  • Operations and maintenance expense: Maintenance costs are the costs associated with proper maintenance of all infrastructure, for instance license costs, maintenance contracts or soft/hardware upgrades. Operating costs are the costs associated with the daily operation, for instance personnel, training and procedures.

  • Energy costs: It is essential to calculate any possible future development in energy costs. Electricity prices will be a MAJOR parameter in the future, don’t get yourself trapped in underestimating future costs! Also, this is where you might want to think about investing extra capital to optimize energy efficiency in your data center: A growing number of data centers are redirecting heat from their servers to air condition systems to heat their offices or support their hot water supply. There are lots of possibilities in how to use your data center to lower energy costs at your other locations [3].

Select a proper data center site!

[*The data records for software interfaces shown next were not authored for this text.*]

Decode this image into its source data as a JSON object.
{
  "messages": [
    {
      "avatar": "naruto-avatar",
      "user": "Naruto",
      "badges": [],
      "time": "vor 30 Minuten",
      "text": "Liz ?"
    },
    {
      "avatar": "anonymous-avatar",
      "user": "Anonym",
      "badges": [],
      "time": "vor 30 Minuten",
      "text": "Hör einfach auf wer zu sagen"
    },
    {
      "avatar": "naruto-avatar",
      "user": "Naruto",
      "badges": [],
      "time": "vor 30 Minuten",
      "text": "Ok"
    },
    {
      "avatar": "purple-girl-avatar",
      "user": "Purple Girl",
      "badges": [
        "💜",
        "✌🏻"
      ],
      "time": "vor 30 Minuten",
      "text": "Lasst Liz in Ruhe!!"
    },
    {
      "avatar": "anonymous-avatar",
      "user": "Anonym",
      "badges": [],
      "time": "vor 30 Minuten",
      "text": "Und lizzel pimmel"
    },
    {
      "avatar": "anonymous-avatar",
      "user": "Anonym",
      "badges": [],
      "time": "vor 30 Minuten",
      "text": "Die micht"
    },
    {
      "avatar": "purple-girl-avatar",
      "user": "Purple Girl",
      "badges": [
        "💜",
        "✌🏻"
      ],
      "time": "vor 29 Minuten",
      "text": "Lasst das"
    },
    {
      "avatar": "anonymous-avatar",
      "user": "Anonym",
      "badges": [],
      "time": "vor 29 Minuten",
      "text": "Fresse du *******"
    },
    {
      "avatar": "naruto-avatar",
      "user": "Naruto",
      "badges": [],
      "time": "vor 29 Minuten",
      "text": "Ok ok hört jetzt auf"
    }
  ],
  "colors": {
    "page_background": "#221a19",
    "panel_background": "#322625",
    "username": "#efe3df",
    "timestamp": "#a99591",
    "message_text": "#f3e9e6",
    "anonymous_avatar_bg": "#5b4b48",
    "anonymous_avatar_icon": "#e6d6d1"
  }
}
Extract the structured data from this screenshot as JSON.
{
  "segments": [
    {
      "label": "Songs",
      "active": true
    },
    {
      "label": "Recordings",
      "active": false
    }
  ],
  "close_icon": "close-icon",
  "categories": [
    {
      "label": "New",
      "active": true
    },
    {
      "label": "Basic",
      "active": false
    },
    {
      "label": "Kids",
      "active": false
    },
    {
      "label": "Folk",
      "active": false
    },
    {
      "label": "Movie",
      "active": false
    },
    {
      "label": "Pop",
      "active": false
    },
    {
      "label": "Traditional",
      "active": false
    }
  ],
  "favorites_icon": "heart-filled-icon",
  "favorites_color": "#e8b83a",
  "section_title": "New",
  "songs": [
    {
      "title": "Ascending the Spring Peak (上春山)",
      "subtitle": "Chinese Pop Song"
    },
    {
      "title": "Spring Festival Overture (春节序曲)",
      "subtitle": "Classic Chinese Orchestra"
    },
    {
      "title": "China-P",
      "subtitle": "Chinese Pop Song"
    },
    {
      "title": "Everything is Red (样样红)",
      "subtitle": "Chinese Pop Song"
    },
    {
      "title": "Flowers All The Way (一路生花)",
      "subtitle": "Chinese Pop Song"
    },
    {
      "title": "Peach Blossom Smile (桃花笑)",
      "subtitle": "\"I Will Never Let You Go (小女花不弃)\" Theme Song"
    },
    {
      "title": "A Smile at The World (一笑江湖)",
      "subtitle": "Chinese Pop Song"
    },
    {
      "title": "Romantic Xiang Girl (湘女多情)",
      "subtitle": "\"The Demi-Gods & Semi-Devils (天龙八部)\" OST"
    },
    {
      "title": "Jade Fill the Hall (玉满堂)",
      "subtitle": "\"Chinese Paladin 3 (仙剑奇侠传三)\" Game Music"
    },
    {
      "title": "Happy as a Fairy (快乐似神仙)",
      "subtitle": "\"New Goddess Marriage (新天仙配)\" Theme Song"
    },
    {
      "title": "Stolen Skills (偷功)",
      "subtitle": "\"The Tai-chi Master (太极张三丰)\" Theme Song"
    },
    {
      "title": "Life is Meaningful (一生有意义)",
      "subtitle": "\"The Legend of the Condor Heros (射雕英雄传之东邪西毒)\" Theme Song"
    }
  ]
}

A common mistake is to start searching for what you think would be the perfect space to build a data center, before having your data center design in place. Without having a proper data center design, there is not much sense in spending time looking for a possible location. The main problem with selecting a site before even having set up your design requirements, is that the site possibly can not meet these later determined design requirements! While it surely is convenient to have your data center located in a basement of your office building, it might turn out to be extremely counterproductive if your data center is located right next to your buildings main water supply facilities. Depending on the desired tier and/or security level, you have to take into consideration power availability (which, for instance, also includes diesel supplies and contractors) , connectivity, accessibility and other possible geographic issues such as earth quakes, flooding, tornados and other disasters. [4]

Once you answered all the above questions, your next step will be to take care of all the “little” details such as thinking about your possible server hardware, calculating power efficiency, choosing a UPS solution, thinking about air condition and about a thousand other things. I will try cover these topics step by step in the next couple of weeks. Until then, feel free to comment, add any ideas of your own and point out any mistakes i made.

[1] http://www.fibertown.com/pdf/uptimeinstitutetiersystem.pdf [2] http://www.gpxglobal.net/wp-content/uploads/2012/10/TIERSTANDARD_Topology_120801.pdf [3] http://www.datacenterknowledge.com/archives/2011/03/18/energy-efficiency-guide-heat-recycling/ [4] http://www.datacenterknowledge.com/archives/2013/03/13/dont-delay-on-lessons-learned-from-sandy/